NEW DELHI/KOLKATA, INDIA - India began counting hundreds of millions of votes in its general election Thursday, with a coalition led by Prime Minister Narendra Modi's party taking an early lead, TV channels and India's Election Commission said.
The National Democratic Alliance (NDA), led by Modi's Hindu nationalist Bharatiya Janata Party (BJP), is expected to surpass the 272 seats needed to command a majority in the lower house of parliament, six of seven exit polls showed Sunday.
The NDA led in 235 seats, with the opposition United Progressive Alliance ahead in 95, at 9 a.m. local time (0330 GMT), about an hour after the counting of about 600 million votes began, Indian TV channel NDTV said.
Official data from India's Election Commission showed the BJP ahead in 101 seats, with the main opposition Congress Party ahead in 40. There are 542 seats available.
Trends are expected to be known by noon and final results are due Thursday evening.
Margin of victory
The NDA's predicted margin of victory is larger than surveys indicated in the run-up to the vote, when most polls showed it would be the largest alliance but would fall short of an overall majority.
Modi was under pressure when he began campaigning, losing three state elections in December amid rising anger over farm prices and unemployment.
However, campaigning shifted toward India's relationship with nuclear-armed rival Pakistan after a suicide car bomb killed 40 Indian police in the contested Kashmir region in February, to the benefit of the right-wing BJP, analysts said.
"National security became the discussion," said Harsh Pant, a political analyst at the Observer Research Foundation think tank in New Delhi. "It allowed the BJP to shirk some issues where it was weak."
The BJP has also capitalized on the star power of Modi, a frenetic campaigner, as well as superior financial resources.
It outspent Congress by six times on Facebook and Google advertising, data showed, and by as much as 20 times overall, sources told Reuters earlier this month.
"The longer election certainly helps Modi: he loves contact with the people," Pant said. "The BJP's electoral machinery is also much more effective on the ground."
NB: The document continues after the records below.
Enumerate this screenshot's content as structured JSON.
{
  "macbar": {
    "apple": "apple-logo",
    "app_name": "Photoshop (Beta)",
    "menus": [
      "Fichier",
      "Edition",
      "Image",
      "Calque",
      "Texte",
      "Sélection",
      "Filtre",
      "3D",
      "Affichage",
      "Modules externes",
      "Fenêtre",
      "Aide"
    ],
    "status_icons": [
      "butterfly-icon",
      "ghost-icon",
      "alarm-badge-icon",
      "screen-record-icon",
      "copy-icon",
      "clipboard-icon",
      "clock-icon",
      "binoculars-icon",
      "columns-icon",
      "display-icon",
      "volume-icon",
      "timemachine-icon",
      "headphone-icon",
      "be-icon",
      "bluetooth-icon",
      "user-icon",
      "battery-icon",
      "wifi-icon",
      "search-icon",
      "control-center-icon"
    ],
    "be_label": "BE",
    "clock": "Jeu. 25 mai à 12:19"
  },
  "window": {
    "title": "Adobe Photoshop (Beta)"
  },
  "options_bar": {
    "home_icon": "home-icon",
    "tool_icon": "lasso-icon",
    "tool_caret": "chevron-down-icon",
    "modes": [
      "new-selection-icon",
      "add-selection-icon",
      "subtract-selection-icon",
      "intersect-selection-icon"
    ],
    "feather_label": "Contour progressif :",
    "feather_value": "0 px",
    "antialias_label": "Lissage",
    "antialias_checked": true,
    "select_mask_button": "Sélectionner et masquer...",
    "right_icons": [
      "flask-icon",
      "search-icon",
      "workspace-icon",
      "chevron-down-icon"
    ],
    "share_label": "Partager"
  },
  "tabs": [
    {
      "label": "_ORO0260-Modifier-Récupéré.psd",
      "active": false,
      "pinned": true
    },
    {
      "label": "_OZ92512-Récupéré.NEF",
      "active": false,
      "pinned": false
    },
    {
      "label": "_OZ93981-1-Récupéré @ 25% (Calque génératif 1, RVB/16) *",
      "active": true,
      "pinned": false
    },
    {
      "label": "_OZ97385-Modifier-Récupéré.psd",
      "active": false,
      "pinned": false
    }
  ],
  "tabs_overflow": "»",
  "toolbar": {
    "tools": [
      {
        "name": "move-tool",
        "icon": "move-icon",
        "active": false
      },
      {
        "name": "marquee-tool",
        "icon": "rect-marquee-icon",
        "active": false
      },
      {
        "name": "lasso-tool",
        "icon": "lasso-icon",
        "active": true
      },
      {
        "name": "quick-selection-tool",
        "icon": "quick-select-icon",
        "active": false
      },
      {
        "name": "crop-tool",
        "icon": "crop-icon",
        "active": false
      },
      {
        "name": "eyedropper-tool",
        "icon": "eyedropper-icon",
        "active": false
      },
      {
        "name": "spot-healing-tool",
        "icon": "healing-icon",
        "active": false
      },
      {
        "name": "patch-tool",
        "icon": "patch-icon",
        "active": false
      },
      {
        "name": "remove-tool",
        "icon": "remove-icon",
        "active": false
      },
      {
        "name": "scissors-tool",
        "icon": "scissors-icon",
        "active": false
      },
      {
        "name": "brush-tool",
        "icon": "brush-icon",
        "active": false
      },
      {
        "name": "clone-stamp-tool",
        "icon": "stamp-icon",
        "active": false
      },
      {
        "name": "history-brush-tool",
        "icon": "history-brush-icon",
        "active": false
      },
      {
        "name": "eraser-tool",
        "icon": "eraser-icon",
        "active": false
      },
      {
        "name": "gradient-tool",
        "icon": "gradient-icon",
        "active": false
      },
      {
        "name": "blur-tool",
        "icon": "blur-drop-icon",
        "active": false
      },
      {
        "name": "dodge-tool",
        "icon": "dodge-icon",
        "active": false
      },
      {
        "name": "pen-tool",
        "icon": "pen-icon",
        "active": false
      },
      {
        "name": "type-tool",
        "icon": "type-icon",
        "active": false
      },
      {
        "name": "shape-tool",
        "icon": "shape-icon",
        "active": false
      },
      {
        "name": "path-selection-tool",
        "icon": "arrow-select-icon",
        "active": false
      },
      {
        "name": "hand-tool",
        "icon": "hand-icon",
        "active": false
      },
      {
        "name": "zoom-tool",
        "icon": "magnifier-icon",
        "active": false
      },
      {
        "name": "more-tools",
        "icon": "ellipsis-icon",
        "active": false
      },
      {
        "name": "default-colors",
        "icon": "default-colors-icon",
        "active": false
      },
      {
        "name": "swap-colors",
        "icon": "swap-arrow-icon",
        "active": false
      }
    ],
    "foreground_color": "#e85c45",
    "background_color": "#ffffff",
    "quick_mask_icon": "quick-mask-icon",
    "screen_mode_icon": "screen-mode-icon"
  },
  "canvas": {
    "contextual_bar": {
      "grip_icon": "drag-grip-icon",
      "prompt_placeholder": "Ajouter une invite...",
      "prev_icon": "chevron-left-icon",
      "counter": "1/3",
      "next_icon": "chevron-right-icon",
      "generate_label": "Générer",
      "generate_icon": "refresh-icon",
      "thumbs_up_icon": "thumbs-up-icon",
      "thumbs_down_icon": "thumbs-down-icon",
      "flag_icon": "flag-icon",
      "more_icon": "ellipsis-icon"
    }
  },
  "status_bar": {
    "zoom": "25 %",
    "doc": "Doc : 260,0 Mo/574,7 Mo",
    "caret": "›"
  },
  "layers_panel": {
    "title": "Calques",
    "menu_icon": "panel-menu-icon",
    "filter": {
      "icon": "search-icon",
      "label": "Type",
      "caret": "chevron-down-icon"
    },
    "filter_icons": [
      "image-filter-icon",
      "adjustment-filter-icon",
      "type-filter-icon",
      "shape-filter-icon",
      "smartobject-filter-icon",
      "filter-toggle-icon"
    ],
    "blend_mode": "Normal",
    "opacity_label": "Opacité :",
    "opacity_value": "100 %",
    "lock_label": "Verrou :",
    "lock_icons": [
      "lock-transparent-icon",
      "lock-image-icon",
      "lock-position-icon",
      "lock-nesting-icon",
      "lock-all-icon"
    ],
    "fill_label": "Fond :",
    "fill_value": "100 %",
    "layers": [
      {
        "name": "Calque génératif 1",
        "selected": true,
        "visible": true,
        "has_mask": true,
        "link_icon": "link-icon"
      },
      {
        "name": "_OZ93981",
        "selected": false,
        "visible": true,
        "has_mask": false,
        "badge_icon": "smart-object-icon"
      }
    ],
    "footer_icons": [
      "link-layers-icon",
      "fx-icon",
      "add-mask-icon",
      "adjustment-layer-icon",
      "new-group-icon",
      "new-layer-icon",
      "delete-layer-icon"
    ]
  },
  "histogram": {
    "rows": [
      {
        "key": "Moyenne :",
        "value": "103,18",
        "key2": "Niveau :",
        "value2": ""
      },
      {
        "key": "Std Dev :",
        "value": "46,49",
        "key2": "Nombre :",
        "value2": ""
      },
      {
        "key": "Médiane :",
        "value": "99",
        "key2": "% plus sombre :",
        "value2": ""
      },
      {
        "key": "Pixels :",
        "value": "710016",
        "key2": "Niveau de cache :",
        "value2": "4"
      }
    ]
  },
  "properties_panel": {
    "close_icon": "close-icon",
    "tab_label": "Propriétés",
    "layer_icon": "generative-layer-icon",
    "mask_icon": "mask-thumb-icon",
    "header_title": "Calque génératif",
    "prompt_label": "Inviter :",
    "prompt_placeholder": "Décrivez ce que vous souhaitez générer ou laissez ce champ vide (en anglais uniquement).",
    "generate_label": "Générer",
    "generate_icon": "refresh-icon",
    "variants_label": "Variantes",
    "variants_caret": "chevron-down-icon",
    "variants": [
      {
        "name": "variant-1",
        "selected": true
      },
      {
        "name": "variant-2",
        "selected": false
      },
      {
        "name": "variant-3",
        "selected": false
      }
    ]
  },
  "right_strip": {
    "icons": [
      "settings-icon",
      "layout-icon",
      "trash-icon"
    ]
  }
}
Police guarded voting centers in West Bengal on Thursday, where campaigning had turned violent as the BJP tried to take seats from the Trinamool Congress, a powerful regional party.
"Wherever we go people are talking about a BJP wave in Bengal," said Tapas Das, a taxi driver in the state capital, Kolkata. "Everyone wants to see a change."
Several opposition leaders attempting to unseat Modi have urged voters to wait for the final results, calling the exit polls "gossip."
"Congress is upbeat, optimistic and confident," party spokesman Jaiveer Shergill said. "We will defeat the BJP's politics."
Voting machine protest
The opposition alliance has also protested to India's Election Commission over the electronic voting machines (EVMs) used in the count, which they alleged could be tampered with, and requested a delay to counting while votes were tallied with a backup paper audit trail.
The commission rejected the opposition's demands on Wednesday.
Around 500 masked people carrying guns and machetes attacked a polling team and forcibly took away EVMs in the remote northeastern Indian state of Arunachal Pradesh, Reuters reported on Wednesday, although the election was widely considered by international observers to be free and fair.